## MATERIAL SHOWN:
----------------

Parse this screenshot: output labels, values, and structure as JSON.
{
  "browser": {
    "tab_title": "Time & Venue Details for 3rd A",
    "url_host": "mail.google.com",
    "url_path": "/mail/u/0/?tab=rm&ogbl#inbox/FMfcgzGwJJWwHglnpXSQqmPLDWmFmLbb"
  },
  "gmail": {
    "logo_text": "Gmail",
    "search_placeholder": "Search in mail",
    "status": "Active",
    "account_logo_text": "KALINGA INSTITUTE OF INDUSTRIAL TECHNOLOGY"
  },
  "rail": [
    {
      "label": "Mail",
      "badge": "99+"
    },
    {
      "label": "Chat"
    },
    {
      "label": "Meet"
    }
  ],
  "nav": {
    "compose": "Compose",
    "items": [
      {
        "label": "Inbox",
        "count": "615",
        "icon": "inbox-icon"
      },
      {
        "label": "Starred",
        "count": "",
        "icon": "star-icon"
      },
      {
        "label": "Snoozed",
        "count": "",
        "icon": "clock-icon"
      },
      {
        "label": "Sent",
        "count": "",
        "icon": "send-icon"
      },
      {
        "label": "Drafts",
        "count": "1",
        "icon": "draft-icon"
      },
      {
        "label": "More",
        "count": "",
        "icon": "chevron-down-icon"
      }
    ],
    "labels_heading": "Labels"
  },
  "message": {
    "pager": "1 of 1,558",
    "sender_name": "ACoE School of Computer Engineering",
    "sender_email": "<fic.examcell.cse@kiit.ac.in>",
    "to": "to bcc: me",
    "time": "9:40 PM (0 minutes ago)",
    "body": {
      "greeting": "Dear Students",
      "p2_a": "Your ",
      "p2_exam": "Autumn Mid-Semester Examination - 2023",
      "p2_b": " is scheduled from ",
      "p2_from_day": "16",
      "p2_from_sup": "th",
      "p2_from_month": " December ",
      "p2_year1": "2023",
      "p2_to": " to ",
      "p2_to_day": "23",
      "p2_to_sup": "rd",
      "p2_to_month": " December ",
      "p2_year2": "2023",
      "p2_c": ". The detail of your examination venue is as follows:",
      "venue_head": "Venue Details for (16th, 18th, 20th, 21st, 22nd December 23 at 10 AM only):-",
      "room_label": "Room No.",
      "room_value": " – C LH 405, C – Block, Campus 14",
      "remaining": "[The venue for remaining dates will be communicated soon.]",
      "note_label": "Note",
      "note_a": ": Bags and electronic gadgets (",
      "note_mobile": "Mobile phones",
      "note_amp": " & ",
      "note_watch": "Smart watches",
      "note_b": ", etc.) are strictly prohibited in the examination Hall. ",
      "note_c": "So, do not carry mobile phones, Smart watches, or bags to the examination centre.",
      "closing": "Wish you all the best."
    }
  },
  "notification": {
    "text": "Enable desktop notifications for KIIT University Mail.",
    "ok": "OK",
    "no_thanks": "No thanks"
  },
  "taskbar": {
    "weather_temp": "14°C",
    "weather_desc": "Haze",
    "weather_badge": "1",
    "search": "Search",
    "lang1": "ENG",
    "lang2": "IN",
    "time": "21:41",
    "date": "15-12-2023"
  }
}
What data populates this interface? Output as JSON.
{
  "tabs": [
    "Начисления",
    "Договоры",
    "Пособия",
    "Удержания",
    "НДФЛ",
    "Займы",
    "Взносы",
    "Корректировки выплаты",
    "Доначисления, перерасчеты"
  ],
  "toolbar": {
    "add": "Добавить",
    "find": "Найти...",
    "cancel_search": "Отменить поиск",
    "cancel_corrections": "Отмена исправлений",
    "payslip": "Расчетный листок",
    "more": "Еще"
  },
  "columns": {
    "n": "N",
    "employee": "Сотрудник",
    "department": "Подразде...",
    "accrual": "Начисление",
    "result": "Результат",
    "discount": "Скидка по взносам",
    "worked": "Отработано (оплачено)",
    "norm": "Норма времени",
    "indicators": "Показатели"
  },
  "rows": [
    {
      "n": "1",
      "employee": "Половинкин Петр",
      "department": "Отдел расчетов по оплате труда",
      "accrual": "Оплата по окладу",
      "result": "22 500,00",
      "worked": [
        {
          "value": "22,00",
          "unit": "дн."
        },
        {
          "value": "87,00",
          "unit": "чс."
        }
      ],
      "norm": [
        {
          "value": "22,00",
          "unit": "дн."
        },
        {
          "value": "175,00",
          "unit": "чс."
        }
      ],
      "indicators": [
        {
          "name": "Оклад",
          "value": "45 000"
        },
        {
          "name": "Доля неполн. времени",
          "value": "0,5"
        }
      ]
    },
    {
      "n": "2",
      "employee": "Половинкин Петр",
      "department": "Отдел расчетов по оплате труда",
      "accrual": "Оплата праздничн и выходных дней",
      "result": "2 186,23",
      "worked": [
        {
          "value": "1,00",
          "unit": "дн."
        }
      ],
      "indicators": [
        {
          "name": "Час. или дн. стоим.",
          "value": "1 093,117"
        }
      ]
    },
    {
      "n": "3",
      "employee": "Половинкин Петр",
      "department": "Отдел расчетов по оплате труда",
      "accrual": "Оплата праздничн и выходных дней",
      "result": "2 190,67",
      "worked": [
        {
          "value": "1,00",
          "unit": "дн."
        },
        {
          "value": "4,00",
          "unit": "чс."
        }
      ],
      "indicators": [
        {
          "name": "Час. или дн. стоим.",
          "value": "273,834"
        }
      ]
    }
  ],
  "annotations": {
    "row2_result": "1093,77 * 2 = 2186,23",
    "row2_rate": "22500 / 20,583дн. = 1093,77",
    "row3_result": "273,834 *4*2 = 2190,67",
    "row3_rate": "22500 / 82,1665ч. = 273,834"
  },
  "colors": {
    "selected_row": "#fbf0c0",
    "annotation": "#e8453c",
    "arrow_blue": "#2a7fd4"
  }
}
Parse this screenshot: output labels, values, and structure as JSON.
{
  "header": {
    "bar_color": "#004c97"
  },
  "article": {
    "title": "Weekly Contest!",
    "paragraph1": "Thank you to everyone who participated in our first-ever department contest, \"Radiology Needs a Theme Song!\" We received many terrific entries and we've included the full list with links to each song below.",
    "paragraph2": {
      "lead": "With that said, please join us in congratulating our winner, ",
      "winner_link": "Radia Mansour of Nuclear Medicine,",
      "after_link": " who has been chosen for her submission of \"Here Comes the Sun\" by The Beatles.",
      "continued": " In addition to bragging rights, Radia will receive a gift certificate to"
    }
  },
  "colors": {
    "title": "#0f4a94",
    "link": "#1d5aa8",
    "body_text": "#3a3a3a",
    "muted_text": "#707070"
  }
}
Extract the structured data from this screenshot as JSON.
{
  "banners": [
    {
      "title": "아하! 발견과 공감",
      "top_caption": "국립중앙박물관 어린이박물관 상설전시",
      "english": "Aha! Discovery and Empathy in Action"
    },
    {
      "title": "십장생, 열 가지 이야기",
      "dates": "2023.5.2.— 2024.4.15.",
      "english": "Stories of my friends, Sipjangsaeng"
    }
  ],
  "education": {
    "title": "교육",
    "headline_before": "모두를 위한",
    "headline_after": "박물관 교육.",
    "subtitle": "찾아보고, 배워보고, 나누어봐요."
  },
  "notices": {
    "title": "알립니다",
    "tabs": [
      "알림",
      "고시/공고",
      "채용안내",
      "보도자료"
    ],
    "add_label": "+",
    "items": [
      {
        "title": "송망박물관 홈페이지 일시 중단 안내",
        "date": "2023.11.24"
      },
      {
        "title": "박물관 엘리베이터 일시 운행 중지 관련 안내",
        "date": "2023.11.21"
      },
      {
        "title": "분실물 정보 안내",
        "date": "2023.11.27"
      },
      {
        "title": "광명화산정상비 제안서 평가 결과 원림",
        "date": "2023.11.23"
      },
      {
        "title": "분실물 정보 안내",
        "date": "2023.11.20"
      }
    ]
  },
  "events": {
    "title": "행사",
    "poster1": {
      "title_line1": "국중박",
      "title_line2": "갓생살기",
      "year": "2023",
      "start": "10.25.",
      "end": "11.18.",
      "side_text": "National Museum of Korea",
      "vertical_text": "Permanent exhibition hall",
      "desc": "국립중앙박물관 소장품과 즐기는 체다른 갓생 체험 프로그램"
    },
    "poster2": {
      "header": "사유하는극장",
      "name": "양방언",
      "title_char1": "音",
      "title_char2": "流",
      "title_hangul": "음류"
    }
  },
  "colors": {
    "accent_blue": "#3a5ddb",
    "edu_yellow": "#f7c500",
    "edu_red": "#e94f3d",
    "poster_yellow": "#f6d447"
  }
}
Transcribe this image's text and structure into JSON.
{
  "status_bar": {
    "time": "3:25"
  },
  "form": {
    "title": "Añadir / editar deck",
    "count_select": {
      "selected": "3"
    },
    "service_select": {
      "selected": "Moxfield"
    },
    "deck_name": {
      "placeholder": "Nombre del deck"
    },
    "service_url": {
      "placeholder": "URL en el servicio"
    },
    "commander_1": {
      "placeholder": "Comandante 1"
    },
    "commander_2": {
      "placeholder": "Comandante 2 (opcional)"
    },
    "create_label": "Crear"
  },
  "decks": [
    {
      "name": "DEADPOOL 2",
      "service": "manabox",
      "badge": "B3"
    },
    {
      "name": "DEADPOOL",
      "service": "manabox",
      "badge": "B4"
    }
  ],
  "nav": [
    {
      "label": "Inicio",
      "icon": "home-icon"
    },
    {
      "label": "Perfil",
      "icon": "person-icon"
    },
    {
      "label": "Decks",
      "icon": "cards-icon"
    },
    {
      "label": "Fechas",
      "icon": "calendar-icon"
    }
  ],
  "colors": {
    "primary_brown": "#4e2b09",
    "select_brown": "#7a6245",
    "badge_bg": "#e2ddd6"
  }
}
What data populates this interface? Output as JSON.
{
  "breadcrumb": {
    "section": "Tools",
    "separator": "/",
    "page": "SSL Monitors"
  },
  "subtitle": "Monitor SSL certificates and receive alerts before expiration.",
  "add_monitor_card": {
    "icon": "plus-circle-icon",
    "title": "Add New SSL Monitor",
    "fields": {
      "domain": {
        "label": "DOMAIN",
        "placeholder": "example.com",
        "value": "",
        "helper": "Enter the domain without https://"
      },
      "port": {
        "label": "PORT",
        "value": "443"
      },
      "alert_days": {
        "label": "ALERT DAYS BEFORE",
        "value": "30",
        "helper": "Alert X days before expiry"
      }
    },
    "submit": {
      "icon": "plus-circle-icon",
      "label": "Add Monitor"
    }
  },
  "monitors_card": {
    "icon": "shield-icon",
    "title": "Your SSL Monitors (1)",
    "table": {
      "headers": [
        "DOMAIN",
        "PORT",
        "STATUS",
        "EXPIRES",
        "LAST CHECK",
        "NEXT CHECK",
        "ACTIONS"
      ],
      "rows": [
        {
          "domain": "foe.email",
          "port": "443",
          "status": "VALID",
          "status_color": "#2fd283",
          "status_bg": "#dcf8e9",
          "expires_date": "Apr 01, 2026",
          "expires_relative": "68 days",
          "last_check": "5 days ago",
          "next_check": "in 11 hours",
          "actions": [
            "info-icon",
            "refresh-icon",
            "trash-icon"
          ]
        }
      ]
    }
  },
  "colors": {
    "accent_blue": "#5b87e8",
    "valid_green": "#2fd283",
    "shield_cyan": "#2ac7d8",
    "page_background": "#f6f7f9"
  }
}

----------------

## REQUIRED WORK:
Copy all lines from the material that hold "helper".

## SOLUTION FOR THIS EXERCISE:
        "helper": "Enter the domain without https://"
        "helper": "Alert X days before expiry"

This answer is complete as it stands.